= Task to complete =
The lines needed are those below that contain the word "Сьогодні"; copy each one.
● ● ● ● ● ● ●
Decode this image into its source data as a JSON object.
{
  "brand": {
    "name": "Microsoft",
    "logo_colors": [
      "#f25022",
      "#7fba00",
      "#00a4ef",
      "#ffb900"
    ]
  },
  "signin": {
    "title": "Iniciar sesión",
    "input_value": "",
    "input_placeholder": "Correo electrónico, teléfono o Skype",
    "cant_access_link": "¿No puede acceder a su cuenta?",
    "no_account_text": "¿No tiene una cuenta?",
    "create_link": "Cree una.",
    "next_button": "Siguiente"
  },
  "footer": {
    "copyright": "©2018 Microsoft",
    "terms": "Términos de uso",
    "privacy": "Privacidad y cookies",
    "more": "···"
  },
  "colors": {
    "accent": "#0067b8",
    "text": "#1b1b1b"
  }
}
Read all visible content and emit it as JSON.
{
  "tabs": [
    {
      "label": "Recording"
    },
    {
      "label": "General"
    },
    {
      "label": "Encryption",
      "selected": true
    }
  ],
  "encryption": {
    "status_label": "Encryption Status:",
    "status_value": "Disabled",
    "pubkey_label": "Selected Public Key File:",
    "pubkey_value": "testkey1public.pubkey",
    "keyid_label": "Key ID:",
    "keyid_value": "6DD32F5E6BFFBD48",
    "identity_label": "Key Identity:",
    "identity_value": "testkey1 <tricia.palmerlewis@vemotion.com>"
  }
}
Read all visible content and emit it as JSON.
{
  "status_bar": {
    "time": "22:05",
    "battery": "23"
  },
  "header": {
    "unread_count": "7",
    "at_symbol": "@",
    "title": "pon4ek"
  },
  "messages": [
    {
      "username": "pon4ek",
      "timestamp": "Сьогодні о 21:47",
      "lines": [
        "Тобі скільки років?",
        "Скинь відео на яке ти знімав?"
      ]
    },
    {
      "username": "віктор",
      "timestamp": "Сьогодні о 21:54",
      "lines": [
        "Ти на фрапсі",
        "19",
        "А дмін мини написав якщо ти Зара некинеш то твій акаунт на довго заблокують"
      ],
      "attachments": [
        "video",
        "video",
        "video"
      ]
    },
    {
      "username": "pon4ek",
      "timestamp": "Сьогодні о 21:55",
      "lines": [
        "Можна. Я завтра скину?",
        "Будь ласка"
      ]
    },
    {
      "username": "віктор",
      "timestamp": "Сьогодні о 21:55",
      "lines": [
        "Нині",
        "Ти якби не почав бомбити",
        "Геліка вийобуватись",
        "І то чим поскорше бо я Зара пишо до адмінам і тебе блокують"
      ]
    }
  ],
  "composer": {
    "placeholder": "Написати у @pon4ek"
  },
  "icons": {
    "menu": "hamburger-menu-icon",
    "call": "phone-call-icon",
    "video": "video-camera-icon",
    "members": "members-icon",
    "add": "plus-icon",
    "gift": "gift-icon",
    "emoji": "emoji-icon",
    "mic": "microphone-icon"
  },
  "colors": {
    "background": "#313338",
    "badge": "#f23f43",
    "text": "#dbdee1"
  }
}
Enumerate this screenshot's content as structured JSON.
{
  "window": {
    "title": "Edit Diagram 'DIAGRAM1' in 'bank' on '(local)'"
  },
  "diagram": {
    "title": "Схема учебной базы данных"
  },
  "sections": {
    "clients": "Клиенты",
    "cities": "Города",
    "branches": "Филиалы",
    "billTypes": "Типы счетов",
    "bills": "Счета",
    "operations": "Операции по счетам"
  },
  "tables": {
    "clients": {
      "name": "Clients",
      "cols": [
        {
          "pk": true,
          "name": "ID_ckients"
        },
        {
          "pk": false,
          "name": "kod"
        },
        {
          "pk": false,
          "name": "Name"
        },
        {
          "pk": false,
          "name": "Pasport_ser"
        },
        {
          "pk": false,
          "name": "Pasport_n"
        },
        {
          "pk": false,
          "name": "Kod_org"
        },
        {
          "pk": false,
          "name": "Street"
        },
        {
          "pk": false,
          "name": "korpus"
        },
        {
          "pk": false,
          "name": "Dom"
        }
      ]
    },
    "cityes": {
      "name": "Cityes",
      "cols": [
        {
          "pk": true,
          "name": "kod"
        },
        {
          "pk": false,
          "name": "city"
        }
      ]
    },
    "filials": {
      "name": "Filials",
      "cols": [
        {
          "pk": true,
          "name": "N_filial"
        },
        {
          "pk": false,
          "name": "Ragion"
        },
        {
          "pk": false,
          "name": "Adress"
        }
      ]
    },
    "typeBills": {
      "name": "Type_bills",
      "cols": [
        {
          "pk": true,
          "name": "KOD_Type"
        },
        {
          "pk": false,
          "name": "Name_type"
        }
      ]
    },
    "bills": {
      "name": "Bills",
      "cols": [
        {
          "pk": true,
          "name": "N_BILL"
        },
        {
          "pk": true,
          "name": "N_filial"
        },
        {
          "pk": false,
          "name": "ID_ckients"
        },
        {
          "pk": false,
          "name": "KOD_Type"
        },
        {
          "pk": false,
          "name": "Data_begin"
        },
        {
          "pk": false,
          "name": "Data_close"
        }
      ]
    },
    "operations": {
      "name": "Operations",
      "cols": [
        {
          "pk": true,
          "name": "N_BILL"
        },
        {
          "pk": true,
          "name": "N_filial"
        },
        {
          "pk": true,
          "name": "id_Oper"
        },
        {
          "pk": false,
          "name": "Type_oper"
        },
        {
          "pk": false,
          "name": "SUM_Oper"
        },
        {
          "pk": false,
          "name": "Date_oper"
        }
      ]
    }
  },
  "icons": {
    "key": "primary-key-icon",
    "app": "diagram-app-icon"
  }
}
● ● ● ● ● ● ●
= Result for this exercise =
      "timestamp": "Сьогодні о 21:47",
      "timestamp": "Сьогодні о 21:54",
      "timestamp": "Сьогодні о 21:55",
      "timestamp": "Сьогодні о 21:55",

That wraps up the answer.